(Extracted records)
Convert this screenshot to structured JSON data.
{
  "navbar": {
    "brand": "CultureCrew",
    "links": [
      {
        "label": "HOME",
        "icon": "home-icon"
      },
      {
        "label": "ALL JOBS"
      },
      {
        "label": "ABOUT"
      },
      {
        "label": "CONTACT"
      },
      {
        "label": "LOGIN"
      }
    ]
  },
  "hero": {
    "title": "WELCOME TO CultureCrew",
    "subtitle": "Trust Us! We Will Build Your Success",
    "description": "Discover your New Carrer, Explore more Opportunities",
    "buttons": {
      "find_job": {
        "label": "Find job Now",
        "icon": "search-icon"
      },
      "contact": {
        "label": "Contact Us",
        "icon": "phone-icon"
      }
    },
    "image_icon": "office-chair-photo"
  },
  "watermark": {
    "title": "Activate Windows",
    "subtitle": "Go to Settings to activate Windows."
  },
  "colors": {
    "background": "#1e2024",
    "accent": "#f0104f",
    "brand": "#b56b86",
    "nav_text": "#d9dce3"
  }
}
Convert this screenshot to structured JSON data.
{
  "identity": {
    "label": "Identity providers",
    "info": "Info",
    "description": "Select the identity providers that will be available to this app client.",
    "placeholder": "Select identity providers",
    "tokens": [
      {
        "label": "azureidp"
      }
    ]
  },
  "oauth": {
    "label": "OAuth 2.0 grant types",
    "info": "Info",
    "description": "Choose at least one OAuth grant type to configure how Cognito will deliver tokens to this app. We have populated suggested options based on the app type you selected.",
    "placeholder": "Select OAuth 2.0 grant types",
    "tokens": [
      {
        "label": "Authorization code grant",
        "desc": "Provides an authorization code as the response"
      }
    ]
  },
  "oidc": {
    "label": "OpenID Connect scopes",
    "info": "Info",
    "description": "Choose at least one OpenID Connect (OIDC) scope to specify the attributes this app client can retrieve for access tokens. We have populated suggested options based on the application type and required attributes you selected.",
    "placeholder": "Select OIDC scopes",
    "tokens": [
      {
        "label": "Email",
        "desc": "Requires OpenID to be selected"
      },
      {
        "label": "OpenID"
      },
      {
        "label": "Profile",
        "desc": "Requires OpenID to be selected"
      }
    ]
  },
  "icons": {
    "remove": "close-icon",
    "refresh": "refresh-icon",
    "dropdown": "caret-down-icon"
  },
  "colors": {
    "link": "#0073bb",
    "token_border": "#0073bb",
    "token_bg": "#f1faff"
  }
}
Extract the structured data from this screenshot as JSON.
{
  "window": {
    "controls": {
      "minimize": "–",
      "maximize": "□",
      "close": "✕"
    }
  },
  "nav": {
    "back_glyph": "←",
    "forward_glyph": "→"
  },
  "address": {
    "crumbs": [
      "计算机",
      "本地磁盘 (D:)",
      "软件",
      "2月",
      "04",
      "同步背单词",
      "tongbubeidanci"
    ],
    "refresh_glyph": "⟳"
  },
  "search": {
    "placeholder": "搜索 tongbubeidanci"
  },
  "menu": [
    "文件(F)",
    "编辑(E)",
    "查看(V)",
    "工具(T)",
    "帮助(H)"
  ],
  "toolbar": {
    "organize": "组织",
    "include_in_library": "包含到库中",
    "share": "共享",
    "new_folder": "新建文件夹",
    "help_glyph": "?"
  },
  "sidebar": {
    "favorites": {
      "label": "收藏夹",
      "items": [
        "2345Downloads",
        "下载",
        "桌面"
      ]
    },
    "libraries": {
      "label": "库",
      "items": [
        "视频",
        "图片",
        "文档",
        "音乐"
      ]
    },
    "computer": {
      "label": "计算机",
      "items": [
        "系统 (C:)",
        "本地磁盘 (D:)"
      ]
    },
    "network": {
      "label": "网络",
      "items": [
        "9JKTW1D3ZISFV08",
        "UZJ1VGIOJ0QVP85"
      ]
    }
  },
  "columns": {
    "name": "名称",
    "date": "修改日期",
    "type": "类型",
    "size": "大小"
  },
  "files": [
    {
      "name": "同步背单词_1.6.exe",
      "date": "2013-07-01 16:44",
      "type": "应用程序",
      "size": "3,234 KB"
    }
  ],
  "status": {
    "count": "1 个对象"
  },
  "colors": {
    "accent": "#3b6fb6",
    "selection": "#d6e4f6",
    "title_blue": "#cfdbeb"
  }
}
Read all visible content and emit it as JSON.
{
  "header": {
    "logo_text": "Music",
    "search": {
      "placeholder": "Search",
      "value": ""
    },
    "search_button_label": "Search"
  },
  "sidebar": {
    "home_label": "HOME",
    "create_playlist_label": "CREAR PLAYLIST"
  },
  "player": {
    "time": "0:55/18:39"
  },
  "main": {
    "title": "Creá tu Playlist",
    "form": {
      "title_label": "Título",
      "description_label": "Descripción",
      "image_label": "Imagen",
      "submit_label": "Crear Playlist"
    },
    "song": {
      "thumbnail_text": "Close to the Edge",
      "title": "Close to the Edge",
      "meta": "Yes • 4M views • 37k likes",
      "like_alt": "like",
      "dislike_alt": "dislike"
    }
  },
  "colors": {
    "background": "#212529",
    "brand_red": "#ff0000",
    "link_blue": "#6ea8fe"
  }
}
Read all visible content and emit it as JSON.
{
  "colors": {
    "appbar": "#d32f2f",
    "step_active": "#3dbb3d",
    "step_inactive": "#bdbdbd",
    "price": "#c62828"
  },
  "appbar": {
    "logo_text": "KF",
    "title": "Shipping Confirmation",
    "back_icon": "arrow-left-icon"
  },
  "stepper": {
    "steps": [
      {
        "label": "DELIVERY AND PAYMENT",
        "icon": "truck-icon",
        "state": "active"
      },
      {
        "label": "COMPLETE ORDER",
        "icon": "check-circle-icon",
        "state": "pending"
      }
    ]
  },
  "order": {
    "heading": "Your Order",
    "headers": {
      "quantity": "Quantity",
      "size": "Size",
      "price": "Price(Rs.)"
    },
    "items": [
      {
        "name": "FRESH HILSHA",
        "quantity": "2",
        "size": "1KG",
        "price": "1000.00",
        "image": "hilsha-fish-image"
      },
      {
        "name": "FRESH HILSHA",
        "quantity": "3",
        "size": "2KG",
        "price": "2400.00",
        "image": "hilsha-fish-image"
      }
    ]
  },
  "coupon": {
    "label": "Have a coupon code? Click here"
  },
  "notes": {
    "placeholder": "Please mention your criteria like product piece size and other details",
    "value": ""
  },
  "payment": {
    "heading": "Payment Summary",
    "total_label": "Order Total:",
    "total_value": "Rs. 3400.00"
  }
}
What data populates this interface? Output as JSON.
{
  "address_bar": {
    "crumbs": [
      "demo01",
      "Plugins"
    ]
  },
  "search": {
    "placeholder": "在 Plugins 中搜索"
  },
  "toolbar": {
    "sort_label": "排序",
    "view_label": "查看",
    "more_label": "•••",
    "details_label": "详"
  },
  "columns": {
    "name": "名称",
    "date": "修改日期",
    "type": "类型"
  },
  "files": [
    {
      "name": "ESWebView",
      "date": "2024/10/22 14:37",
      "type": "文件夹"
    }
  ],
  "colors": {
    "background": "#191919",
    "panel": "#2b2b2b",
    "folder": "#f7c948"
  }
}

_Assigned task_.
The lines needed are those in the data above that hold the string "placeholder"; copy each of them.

_Answer section_.
    "placeholder": "Select identity providers",
    "placeholder": "Select OAuth 2.0 grant types",
    "placeholder": "Select OIDC scopes",
    "placeholder": "搜索 tongbubeidanci"
      "placeholder": "Search",
    "placeholder": "Please mention your criteria like product piece size and other details",
    "placeholder": "在 Plugins 中搜索"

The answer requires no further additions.